Starr’s Chosen Successor Draws Praise, Criticism

From the Washington Post

When Robert W. Ray takes over independent counsel Kenneth W. Starr’s investigation of President Clinton next week, he will bring a history degree from Princeton, a stint in Manhattan’s best legal proving grounds and the burden of having been on the controversial team that unsuccessfully prosecuted former Agriculture Secretary Mike Espy.

Ray, who sources say will officially be appointed to succeed Starr by a three-judge panel early this week, will be charged with completing the remnants of an investigation that has seemed far from center stage since Clinton’s acquittal in Senate impeachment proceedings in February. Among the questions Ray will face are whether Democratic fund-raiser Nathan Landow tampered with potential witness Kathleen Willey in the Paula Corbin Jones sexual harassment lawsuit and whether to bring indictments in the White House Travel Office scandal--a determination that could touch upon the role of First Lady Hillary Rodham Clinton.

The White House was quick to complain about Ray’s selection. “It’s somewhat of a dubious proposition that someone involved both in the Espy investigation and the Starr operation [is] getting a promotion,” said Clinton spokesman Joe Lockhart. Espy, who had been charged with accepting gifts from businesses he was regulating, was acquitted of all charges in 1998.
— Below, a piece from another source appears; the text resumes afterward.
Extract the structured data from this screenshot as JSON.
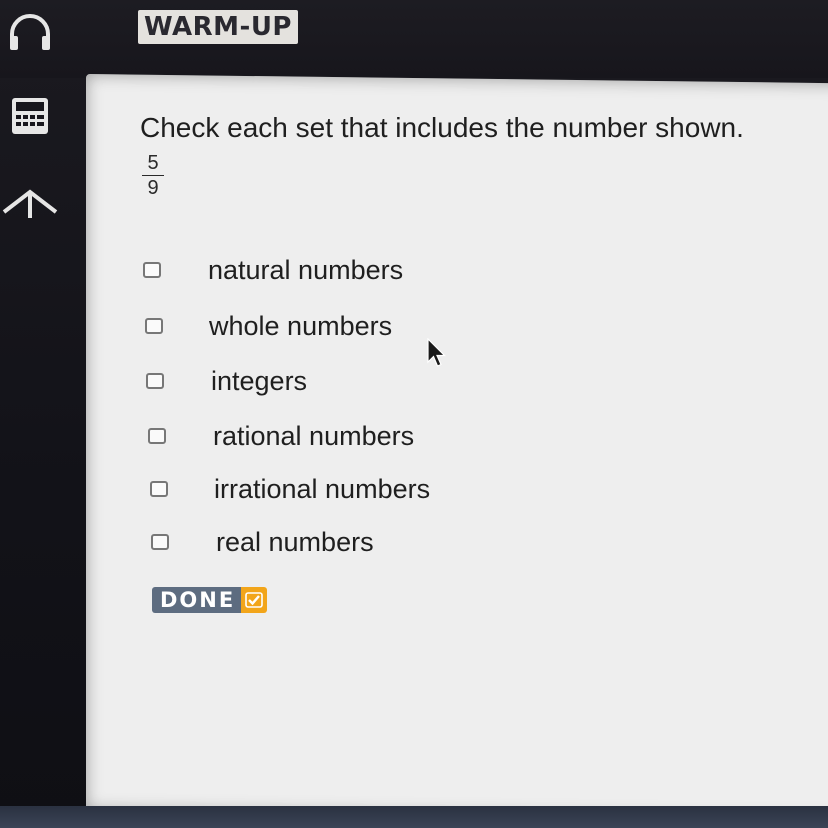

Ray, 39, has been a senior litigation counsel in Starr’s office since April. During that time, he was lead prosecutor in a tax evasion case against Webster L. Hubbell. He negotiated a misdemeanor tax violation guilty plea, which is now pending before the Supreme Court. Ray’s evenhanded dispatch of this case played a part in the decision to select him, according to a source close to the process.


“Some of my negotiations with Bob Ray would not be fit to print in a family newspaper,” said Hubbell’s attorney Peter J. Romatowski. “But I found him basically to be a decent, honorable and very aggressive adversary.”

Ray’s four years working with independent counsel Donald C. Smaltz’s investigation of Espy provoked more divided reactions. Ray joined Smaltz’s office in 1995 and rose to be second in command. Smaltz had no experience as a prosecutor, and those who did, such as Ray, found themselves in an office that provoked high passions among their former colleagues in the white-collar bar.

One of the questions about Ray has been the extent of his role in some of Smaltz’s controversial judgment calls, which included a decision to prosecute Espy’s brother (who was ultimately acquitted) and moving a case against Richard Douglas, an African American lobbyist, to San Francisco to avoid a black jury in Washington, D.C.

“I do think he’s basically a decent, fair-minded person, but you really have to question that in light of his affiliation with Smaltz,” said Elliot Peters, an attorney for Douglas who was also a colleague of Ray’s in the U.S. attorney’s office in New York’s Southern District.


“I know him extremely well,” said Reid H. Weingarten, Espy’s attorney. “I came to believe that Bob Ray was an honorable lawyer and a good guy. I was impressed with his technical legal skills. He’s a very good trial lawyer. Having said that, I’m quick to add we scored a decisive victory and believe the case was dramatically overcharged.”

Ray was not lead counsel in the Espy case. But his successful prosecutions of two Tyson Foods executives for their dealings with Espy drew harsh criticism from one defense lawyer.

“Bob Ray is a person of astoundingly bad judgment,” said Barry W. Levine, who represented Tyson executive Jack L. Williams. “I think he has never found a peccadillo that he didn’t think was worthy of the most vigorous prosecution.”

Levine noted that Ray had failed to gain convictions on serious charges against Williams, who was instead found guilty only on one count of making false statements to government officials. Ray successfully prosecuted the other Tyson official, lobbyist Archibald R. Schaffer, for making an illegal gift to Espy.

Smaltz declined to comment on Ray’s tenure in his office. But Barry Coburn, another Smaltz alumnus, said: “There were moments of extreme pressure, tension and discomfort in the Espy cases, and Bob handled himself with an unusual degree of poise. . . . I don’t think the White House knows Bob Ray very well, and I think if they knew him better they would probably have a great deal of confidence in his judgment and the wisdom of his selection.”

Ray graduated magna cum laude from Princeton in 1982 and received his law degree from Washington and Lee University in Lexington, Va., in 1985. He joined the prestigious U.S. attorney’s office in the Southern District of New York in 1989, working public corruption, organized crime and narcotics trafficking cases.